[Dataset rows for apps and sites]
************

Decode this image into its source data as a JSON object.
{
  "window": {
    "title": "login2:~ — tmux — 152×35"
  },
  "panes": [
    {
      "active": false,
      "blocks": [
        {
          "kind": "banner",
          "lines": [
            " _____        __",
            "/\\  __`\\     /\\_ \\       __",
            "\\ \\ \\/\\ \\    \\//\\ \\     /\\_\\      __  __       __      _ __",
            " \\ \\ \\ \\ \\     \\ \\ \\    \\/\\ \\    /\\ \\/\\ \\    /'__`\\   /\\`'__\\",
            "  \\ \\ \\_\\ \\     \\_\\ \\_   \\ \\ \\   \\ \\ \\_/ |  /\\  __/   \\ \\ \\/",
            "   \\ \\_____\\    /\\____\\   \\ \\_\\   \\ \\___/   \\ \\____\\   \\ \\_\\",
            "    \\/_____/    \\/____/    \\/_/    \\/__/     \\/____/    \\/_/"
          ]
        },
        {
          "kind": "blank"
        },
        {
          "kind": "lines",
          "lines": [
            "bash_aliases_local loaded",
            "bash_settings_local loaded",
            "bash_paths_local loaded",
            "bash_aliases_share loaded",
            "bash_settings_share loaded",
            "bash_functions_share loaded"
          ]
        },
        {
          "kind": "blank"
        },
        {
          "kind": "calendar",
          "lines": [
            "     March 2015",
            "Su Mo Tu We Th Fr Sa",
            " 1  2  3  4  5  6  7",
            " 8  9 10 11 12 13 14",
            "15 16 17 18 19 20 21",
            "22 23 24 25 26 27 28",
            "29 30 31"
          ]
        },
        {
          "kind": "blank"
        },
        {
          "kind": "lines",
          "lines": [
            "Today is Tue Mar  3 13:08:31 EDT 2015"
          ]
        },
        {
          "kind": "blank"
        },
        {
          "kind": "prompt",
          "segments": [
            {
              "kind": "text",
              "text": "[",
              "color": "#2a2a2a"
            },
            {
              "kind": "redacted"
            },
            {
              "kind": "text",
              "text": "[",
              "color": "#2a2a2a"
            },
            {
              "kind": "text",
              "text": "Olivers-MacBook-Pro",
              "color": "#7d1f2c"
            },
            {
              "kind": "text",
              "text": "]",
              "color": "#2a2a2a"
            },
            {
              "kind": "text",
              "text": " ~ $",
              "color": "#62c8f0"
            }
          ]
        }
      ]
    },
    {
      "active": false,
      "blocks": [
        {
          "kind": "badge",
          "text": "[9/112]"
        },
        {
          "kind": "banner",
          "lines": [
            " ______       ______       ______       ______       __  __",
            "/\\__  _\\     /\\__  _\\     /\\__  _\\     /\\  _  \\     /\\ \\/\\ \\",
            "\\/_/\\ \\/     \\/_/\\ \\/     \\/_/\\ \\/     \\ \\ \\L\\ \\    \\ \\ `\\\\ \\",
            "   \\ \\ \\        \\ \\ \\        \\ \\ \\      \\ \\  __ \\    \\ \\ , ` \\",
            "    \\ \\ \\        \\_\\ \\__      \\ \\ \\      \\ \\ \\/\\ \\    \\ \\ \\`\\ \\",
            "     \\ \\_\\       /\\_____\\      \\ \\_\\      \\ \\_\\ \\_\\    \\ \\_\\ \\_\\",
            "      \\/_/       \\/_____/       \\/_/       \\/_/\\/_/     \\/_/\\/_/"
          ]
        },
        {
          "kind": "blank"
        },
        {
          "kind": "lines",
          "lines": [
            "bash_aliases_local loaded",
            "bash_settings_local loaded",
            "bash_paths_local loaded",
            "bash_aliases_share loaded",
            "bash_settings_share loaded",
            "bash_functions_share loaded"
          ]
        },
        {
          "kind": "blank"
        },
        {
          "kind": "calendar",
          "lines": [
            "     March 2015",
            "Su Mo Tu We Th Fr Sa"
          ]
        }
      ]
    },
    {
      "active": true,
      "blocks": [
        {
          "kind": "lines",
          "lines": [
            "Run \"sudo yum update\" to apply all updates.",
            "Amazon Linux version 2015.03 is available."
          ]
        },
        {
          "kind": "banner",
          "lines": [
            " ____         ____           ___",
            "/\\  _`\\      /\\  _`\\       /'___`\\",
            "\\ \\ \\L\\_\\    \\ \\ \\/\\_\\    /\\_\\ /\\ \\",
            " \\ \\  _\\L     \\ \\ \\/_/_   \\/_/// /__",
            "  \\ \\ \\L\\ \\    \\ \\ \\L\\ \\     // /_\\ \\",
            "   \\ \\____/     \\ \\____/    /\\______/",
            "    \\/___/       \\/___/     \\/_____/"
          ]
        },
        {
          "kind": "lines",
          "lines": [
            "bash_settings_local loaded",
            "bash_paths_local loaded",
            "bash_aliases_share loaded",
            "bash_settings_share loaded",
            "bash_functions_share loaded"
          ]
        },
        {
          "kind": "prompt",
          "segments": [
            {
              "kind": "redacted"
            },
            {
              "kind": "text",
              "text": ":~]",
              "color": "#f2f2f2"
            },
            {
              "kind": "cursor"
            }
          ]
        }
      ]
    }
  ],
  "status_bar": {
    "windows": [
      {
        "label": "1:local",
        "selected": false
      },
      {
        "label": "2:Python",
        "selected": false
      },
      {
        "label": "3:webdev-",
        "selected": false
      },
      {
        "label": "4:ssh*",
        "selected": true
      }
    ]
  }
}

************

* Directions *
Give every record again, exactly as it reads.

* Output *
Decode this image into its source data as a JSON object.
{
  "window": {
    "title": "login2:~ — tmux — 152×35"
  },
  "panes": [
    {
      "active": false,
      "blocks": [
        {
          "kind": "banner",
          "lines": [
            " _____        __",
            "/\\  __`\\     /\\_ \\       __",
            "\\ \\ \\/\\ \\    \\//\\ \\     /\\_\\      __  __       __      _ __",
            " \\ \\ \\ \\ \\     \\ \\ \\    \\/\\ \\    /\\ \\/\\ \\    /'__`\\   /\\`'__\\",
            "  \\ \\ \\_\\ \\     \\_\\ \\_   \\ \\ \\   \\ \\ \\_/ |  /\\  __/   \\ \\ \\/",
            "   \\ \\_____\\    /\\____\\   \\ \\_\\   \\ \\___/   \\ \\____\\   \\ \\_\\",
            "    \\/_____/    \\/____/    \\/_/    \\/__/     \\/____/    \\/_/"
          ]
        },
        {
          "kind": "blank"
        },
        {
          "kind": "lines",
          "lines": [
            "bash_aliases_local loaded",
            "bash_settings_local loaded",
            "bash_paths_local loaded",
            "bash_aliases_share loaded",
            "bash_settings_share loaded",
            "bash_functions_share loaded"
          ]
        },
        {
          "kind": "blank"
        },
        {
          "kind": "calendar",
          "lines": [
            "     March 2015",
            "Su Mo Tu We Th Fr Sa",
            " 1  2  3  4  5  6  7",
            " 8  9 10 11 12 13 14",
            "15 16 17 18 19 20 21",
            "22 23 24 25 26 27 28",
            "29 30 31"
          ]
        },
        {
          "kind": "blank"
        },
        {
          "kind": "lines",
          "lines": [
            "Today is Tue Mar  3 13:08:31 EDT 2015"
          ]
        },
        {
          "kind": "blank"
        },
        {
          "kind": "prompt",
          "segments": [
            {
              "kind": "text",
              "text": "[",
              "color": "#2a2a2a"
            },
            {
              "kind": "redacted"
            },
            {
              "kind": "text",
              "text": "[",
              "color": "#2a2a2a"
            },
            {
              "kind": "text",
              "text": "Olivers-MacBook-Pro",
              "color": "#7d1f2c"
            },
            {
              "kind": "text",
              "text": "]",
              "color": "#2a2a2a"
            },
            {
              "kind": "text",
              "text": " ~ $",
              "color": "#62c8f0"
            }
          ]
        }
      ]
    },
    {
      "active": false,
      "blocks": [
        {
          "kind": "badge",
          "text": "[9/112]"
        },
        {
          "kind": "banner",
          "lines": [
            " ______       ______       ______       ______       __  __",
            "/\\__  _\\     /\\__  _\\     /\\__  _\\     /\\  _  \\     /\\ \\/\\ \\",
            "\\/_/\\ \\/     \\/_/\\ \\/     \\/_/\\ \\/     \\ \\ \\L\\ \\    \\ \\ `\\\\ \\",
            "   \\ \\ \\        \\ \\ \\        \\ \\ \\      \\ \\  __ \\    \\ \\ , ` \\",
            "    \\ \\ \\        \\_\\ \\__      \\ \\ \\      \\ \\ \\/\\ \\    \\ \\ \\`\\ \\",
            "     \\ \\_\\       /\\_____\\      \\ \\_\\      \\ \\_\\ \\_\\    \\ \\_\\ \\_\\",
            "      \\/_/       \\/_____/       \\/_/       \\/_/\\/_/     \\/_/\\/_/"
          ]
        },
        {
          "kind": "blank"
        },
        {
          "kind": "lines",
          "lines": [
            "bash_aliases_local loaded",
            "bash_settings_local loaded",
            "bash_paths_local loaded",
            "bash_aliases_share loaded",
            "bash_settings_share loaded",
            "bash_functions_share loaded"
          ]
        },
        {
          "kind": "blank"
        },
        {
          "kind": "calendar",
          "lines": [
            "     March 2015",
            "Su Mo Tu We Th Fr Sa"
          ]
        }
      ]
    },
    {
      "active": true,
      "blocks": [
        {
          "kind": "lines",
          "lines": [
            "Run \"sudo yum update\" to apply all updates.",
            "Amazon Linux version 2015.03 is available."
          ]
        },
        {
          "kind": "banner",
          "lines": [
            " ____         ____           ___",
            "/\\  _`\\      /\\  _`\\       /'___`\\",
            "\\ \\ \\L\\_\\    \\ \\ \\/\\_\\    /\\_\\ /\\ \\",
            " \\ \\  _\\L     \\ \\ \\/_/_   \\/_/// /__",
            "  \\ \\ \\L\\ \\    \\ \\ \\L\\ \\     // /_\\ \\",
            "   \\ \\____/     \\ \\____/    /\\______/",
            "    \\/___/       \\/___/     \\/_____/"
          ]
        },
        {
          "kind": "lines",
          "lines": [
            "bash_settings_local loaded",
            "bash_paths_local loaded",
            "bash_aliases_share loaded",
            "bash_settings_share loaded",
            "bash_functions_share loaded"
          ]
        },
        {
          "kind": "prompt",
          "segments": [
            {
              "kind": "redacted"
            },
            {
              "kind": "text",
              "text": ":~]",
              "color": "#f2f2f2"
            },
            {
              "kind": "cursor"
            }
          ]
        }
      ]
    }
  ],
  "status_bar": {
    "windows": [
      {
        "label": "1:local",
        "selected": false
      },
      {
        "label": "2:Python",
        "selected": false
      },
      {
        "label": "3:webdev-",
        "selected": false
      },
      {
        "label": "4:ssh*",
        "selected": true
      }
    ]
  }
}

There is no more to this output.